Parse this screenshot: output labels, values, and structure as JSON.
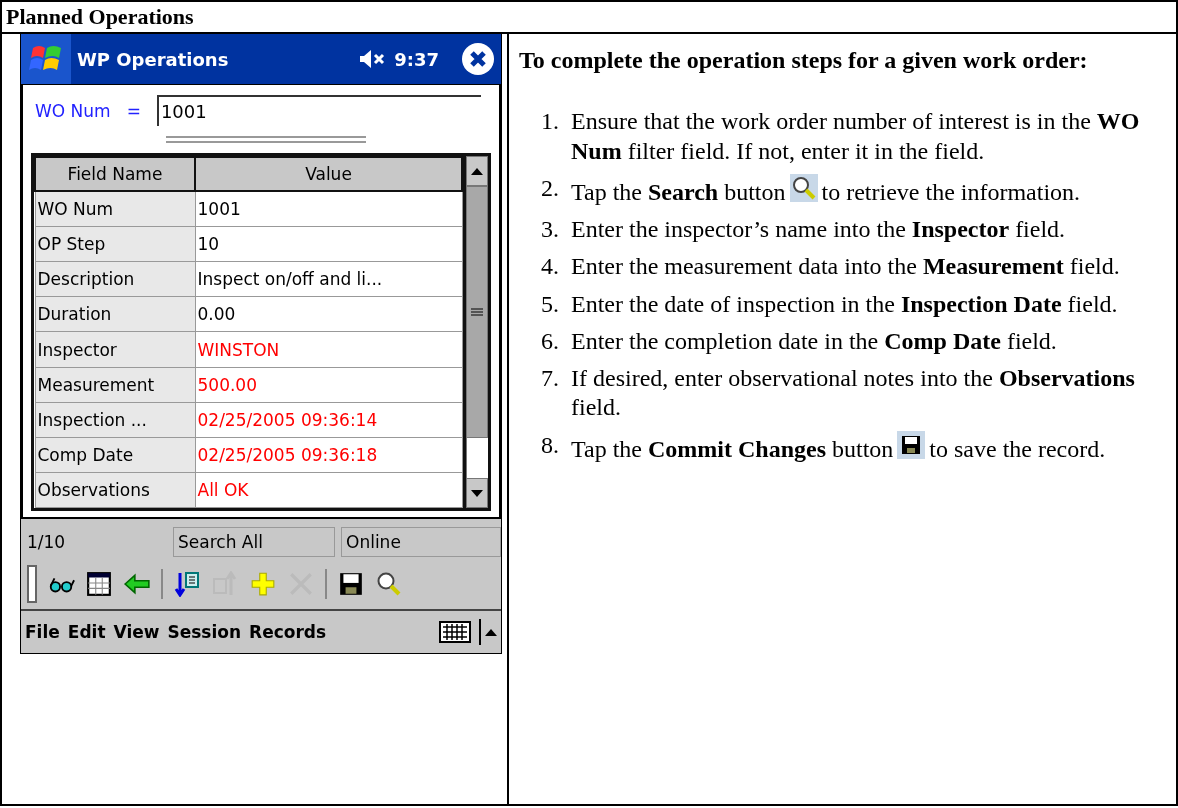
{
  "heading": "Planned Operations",
  "device": {
    "title": "WP Operations",
    "clock": "9:37",
    "filter": {
      "label": "WO Num",
      "operator": "=",
      "value": "1001"
    },
    "grid": {
      "columns": [
        "Field Name",
        "Value"
      ],
      "rows": [
        {
          "field": "WO Num",
          "value": "1001",
          "changed": false
        },
        {
          "field": "OP Step",
          "value": "10",
          "changed": false
        },
        {
          "field": "Description",
          "value": "Inspect on/off and li...",
          "changed": false
        },
        {
          "field": "Duration",
          "value": "0.00",
          "changed": false
        },
        {
          "field": "Inspector",
          "value": "WINSTON",
          "changed": true
        },
        {
          "field": "Measurement",
          "value": "500.00",
          "changed": true
        },
        {
          "field": "Inspection ...",
          "value": "02/25/2005 09:36:14",
          "changed": true
        },
        {
          "field": "Comp Date",
          "value": "02/25/2005 09:36:18",
          "changed": true
        },
        {
          "field": "Observations",
          "value": "All OK",
          "changed": true
        }
      ]
    },
    "status": {
      "record": "1/10",
      "mode": "Search All",
      "connection": "Online"
    },
    "toolbar": [
      [
        {
          "kind": "glasses",
          "disabled": false
        },
        {
          "kind": "grid",
          "disabled": false
        },
        {
          "kind": "back",
          "disabled": false
        }
      ],
      [
        {
          "kind": "import",
          "disabled": false
        },
        {
          "kind": "export",
          "disabled": true
        },
        {
          "kind": "add",
          "disabled": false
        },
        {
          "kind": "delete",
          "disabled": true
        }
      ],
      [
        {
          "kind": "save",
          "disabled": false
        },
        {
          "kind": "search",
          "disabled": false
        }
      ]
    ],
    "menu": [
      "File",
      "Edit",
      "View",
      "Session",
      "Records"
    ]
  },
  "instructions": {
    "intro": "To complete the operation steps for a given work order:",
    "steps": [
      {
        "number": "1.",
        "kind": "text",
        "text": "Ensure that the work order number of interest is in the **WO Num** filter field.  If not, enter it in the field."
      },
      {
        "number": "2.",
        "kind": "search",
        "text": "Tap the **Search** button",
        "after": "to retrieve the information."
      },
      {
        "number": "3.",
        "kind": "text",
        "text": "Enter the inspector’s name into the **Inspector** field."
      },
      {
        "number": "4.",
        "kind": "text",
        "text": "Enter the measurement data into the **Measurement** field."
      },
      {
        "number": "5.",
        "kind": "text",
        "text": "Enter the date of inspection in the **Inspection Date** field."
      },
      {
        "number": "6.",
        "kind": "text",
        "text": "Enter the completion date in the **Comp Date** field."
      },
      {
        "number": "7.",
        "kind": "text",
        "text": "If desired, enter observational notes into the **Observations** field."
      },
      {
        "number": "8.",
        "kind": "save",
        "text": "Tap the **Commit Changes** button",
        "after": "to save the record."
      }
    ]
  }
}
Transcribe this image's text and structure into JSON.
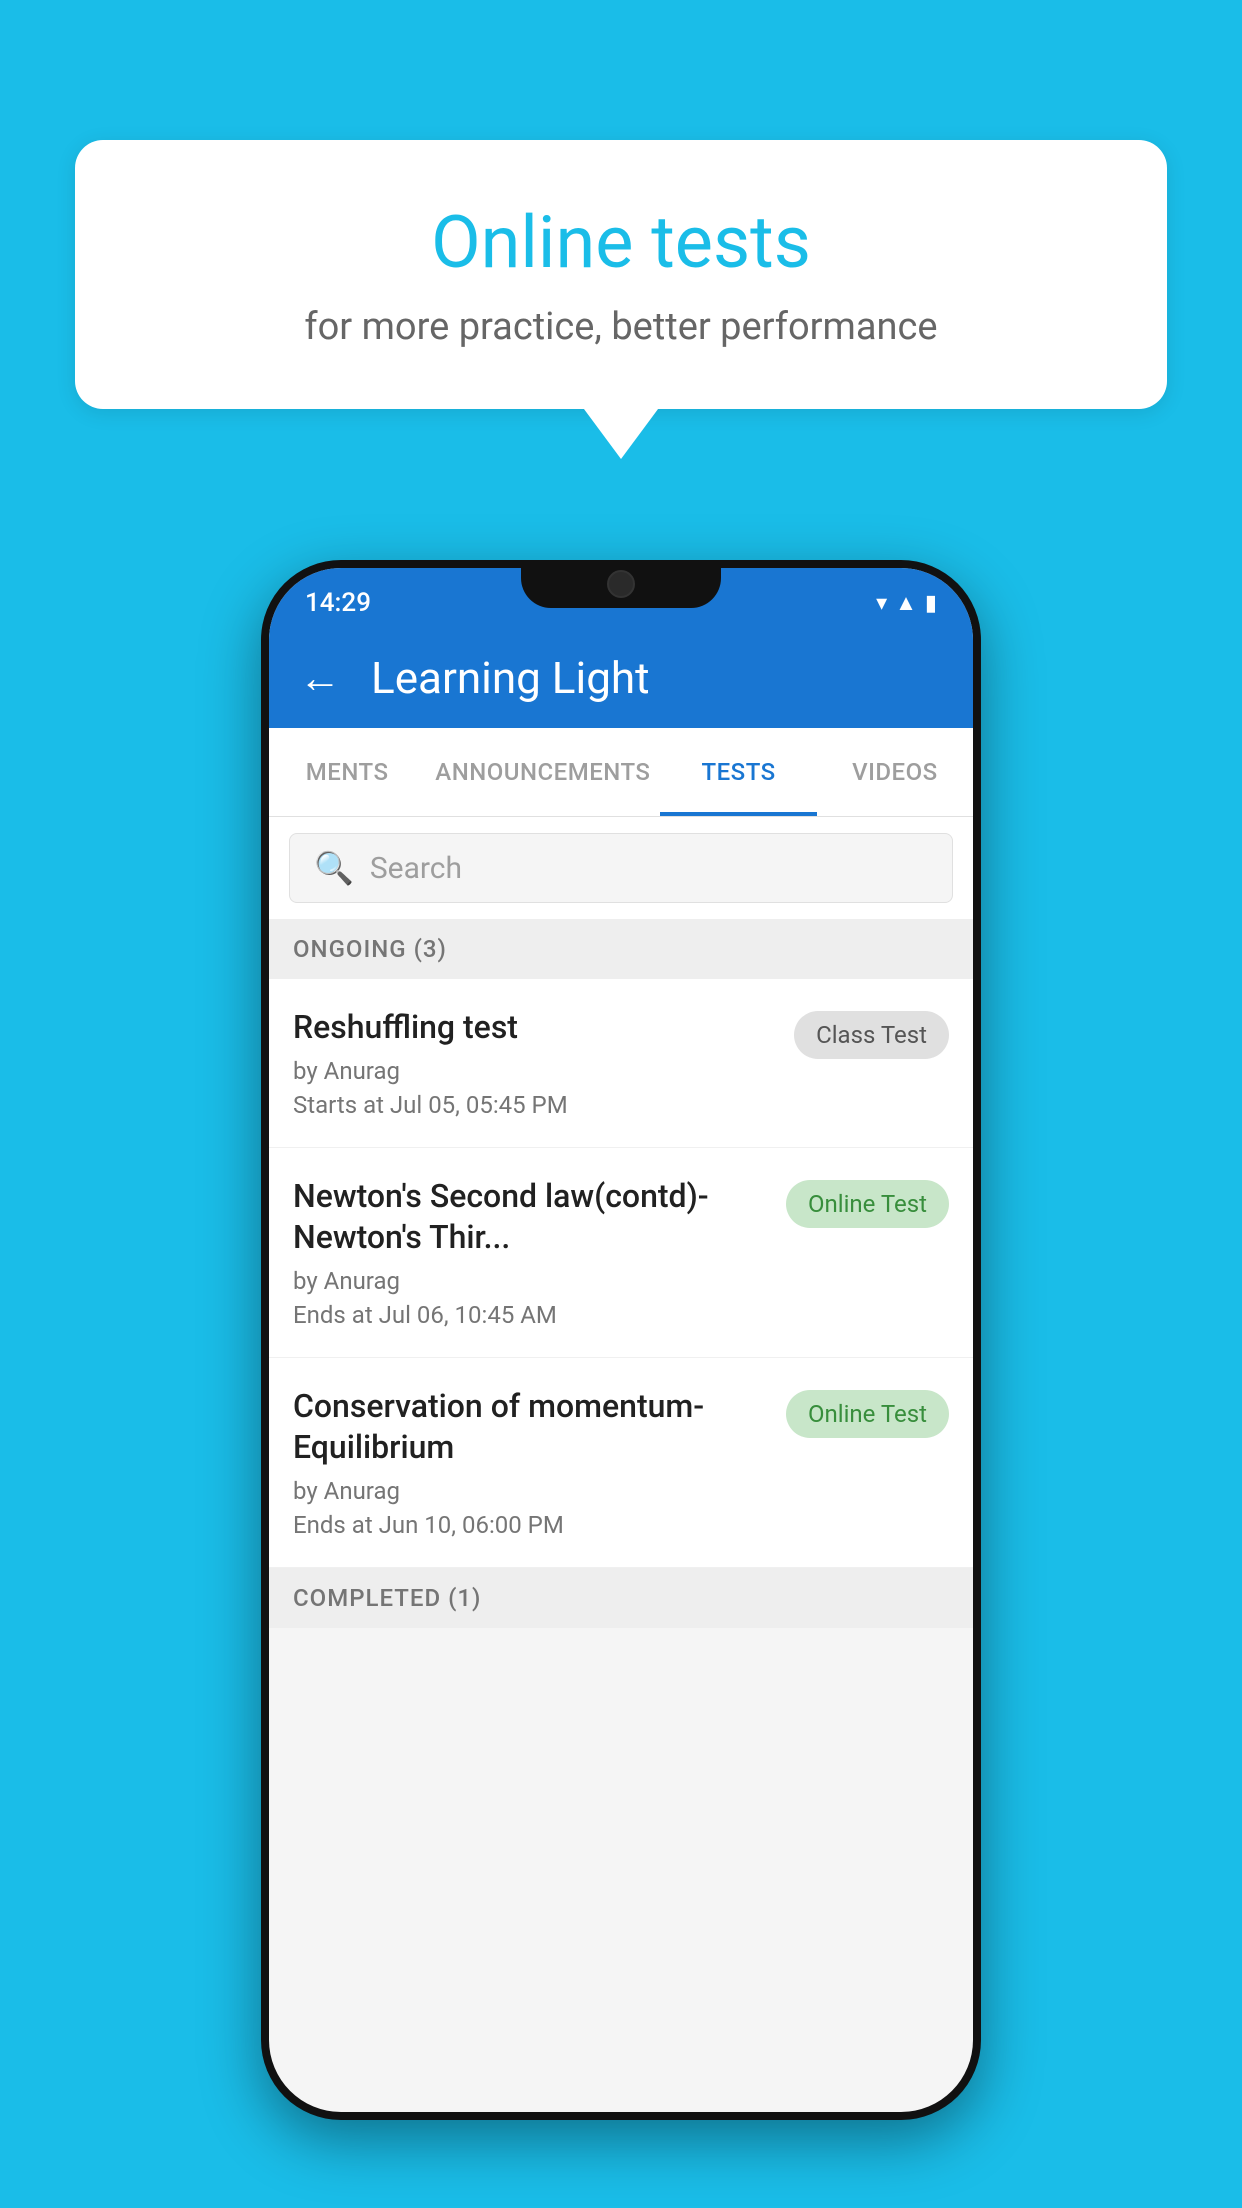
{
  "background_color": "#1ABDE8",
  "speech_bubble": {
    "title": "Online tests",
    "subtitle": "for more practice, better performance"
  },
  "phone": {
    "status_bar": {
      "time": "14:29",
      "icons": [
        "wifi",
        "signal",
        "battery"
      ]
    },
    "app_bar": {
      "title": "Learning Light",
      "back_label": "←"
    },
    "tabs": [
      {
        "label": "MENTS",
        "active": false
      },
      {
        "label": "ANNOUNCEMENTS",
        "active": false
      },
      {
        "label": "TESTS",
        "active": true
      },
      {
        "label": "VIDEOS",
        "active": false
      }
    ],
    "search": {
      "placeholder": "Search"
    },
    "sections": [
      {
        "title": "ONGOING (3)",
        "items": [
          {
            "name": "Reshuffling test",
            "author": "by Anurag",
            "time": "Starts at  Jul 05, 05:45 PM",
            "badge": "Class Test",
            "badge_type": "class"
          },
          {
            "name": "Newton's Second law(contd)-Newton's Thir...",
            "author": "by Anurag",
            "time": "Ends at  Jul 06, 10:45 AM",
            "badge": "Online Test",
            "badge_type": "online"
          },
          {
            "name": "Conservation of momentum-Equilibrium",
            "author": "by Anurag",
            "time": "Ends at  Jun 10, 06:00 PM",
            "badge": "Online Test",
            "badge_type": "online"
          }
        ]
      },
      {
        "title": "COMPLETED (1)",
        "items": []
      }
    ]
  }
}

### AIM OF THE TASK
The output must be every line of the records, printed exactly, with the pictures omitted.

### WRITTEN ANSWER
Parse this screenshot: output labels, values, and structure as JSON.
{
  "heading": "Planned Operations",
  "device": {
    "title": "WP Operations",
    "clock": "9:37",
    "filter": {
      "label": "WO Num",
      "operator": "=",
      "value": "1001"
    },
    "grid": {
      "columns": [
        "Field Name",
        "Value"
      ],
      "rows": [
        {
          "field": "WO Num",
          "value": "1001",
          "changed": false
        },
        {
          "field": "OP Step",
          "value": "10",
          "changed": false
        },
        {
          "field": "Description",
          "value": "Inspect on/off and li...",
          "changed": false
        },
        {
          "field": "Duration",
          "value": "0.00",
          "changed": false
        },
        {
          "field": "Inspector",
          "value": "WINSTON",
          "changed": true
        },
        {
          "field": "Measurement",
          "value": "500.00",
          "changed": true
        },
        {
          "field": "Inspection ...",
          "value": "02/25/2005 09:36:14",
          "changed": true
        },
        {
          "field": "Comp Date",
          "value": "02/25/2005 09:36:18",
          "changed": true
        },
        {
          "field": "Observations",
          "value": "All OK",
          "changed": true
        }
      ]
    },
    "status": {
      "record": "1/10",
      "mode": "Search All",
      "connection": "Online"
    },
    "toolbar": [
      [
        {
          "kind": "glasses",
          "disabled": false
        },
        {
          "kind": "grid",
          "disabled": false
        },
        {
          "kind": "back",
          "disabled": false
        }
      ],
      [
        {
          "kind": "import",
          "disabled": false
        },
        {
          "kind": "export",
          "disabled": true
        },
        {
          "kind": "add",
          "disabled": false
        },
        {
          "kind": "delete",
          "disabled": true
        }
      ],
      [
        {
          "kind": "save",
          "disabled": false
        },
        {
          "kind": "search",
          "disabled": false
        }
      ]
    ],
    "menu": [
      "File",
      "Edit",
      "View",
      "Session",
      "Records"
    ]
  },
  "instructions": {
    "intro": "To complete the operation steps for a given work order:",
    "steps": [
      {
        "number": "1.",
        "kind": "text",
        "text": "Ensure that the work order number of interest is in the **WO Num** filter field.  If not, enter it in the field."
      },
      {
        "number": "2.",
        "kind": "search",
        "text": "Tap the **Search** button",
        "after": "to retrieve the information."
      },
      {
        "number": "3.",
        "kind": "text",
        "text": "Enter the inspector’s name into the **Inspector** field."
      },
      {
        "number": "4.",
        "kind": "text",
        "text": "Enter the measurement data into the **Measurement** field."
      },
      {
        "number": "5.",
        "kind": "text",
        "text": "Enter the date of inspection in the **Inspection Date** field."
      },
      {
        "number": "6.",
        "kind": "text",
        "text": "Enter the completion date in the **Comp Date** field."
      },
      {
        "number": "7.",
        "kind": "text",
        "text": "If desired, enter observational notes into the **Observations** field."
      },
      {
        "number": "8.",
        "kind": "save",
        "text": "Tap the **Commit Changes** button",
        "after": "to save the record."
      }
    ]
  }
}
Transcribe this image's text and structure into JSON.
{
  "background_color": "#1ABDE8",
  "speech_bubble": {
    "title": "Online tests",
    "subtitle": "for more practice, better performance"
  },
  "phone": {
    "status_bar": {
      "time": "14:29",
      "icons": [
        "wifi",
        "signal",
        "battery"
      ]
    },
    "app_bar": {
      "title": "Learning Light",
      "back_label": "←"
    },
    "tabs": [
      {
        "label": "MENTS",
        "active": false
      },
      {
        "label": "ANNOUNCEMENTS",
        "active": false
      },
      {
        "label": "TESTS",
        "active": true
      },
      {
        "label": "VIDEOS",
        "active": false
      }
    ],
    "search": {
      "placeholder": "Search"
    },
    "sections": [
      {
        "title": "ONGOING (3)",
        "items": [
          {
            "name": "Reshuffling test",
            "author": "by Anurag",
            "time": "Starts at  Jul 05, 05:45 PM",
            "badge": "Class Test",
            "badge_type": "class"
          },
          {
            "name": "Newton's Second law(contd)-Newton's Thir...",
            "author": "by Anurag",
            "time": "Ends at  Jul 06, 10:45 AM",
            "badge": "Online Test",
            "badge_type": "online"
          },
          {
            "name": "Conservation of momentum-Equilibrium",
            "author": "by Anurag",
            "time": "Ends at  Jun 10, 06:00 PM",
            "badge": "Online Test",
            "badge_type": "online"
          }
        ]
      },
      {
        "title": "COMPLETED (1)",
        "items": []
      }
    ]
  }
}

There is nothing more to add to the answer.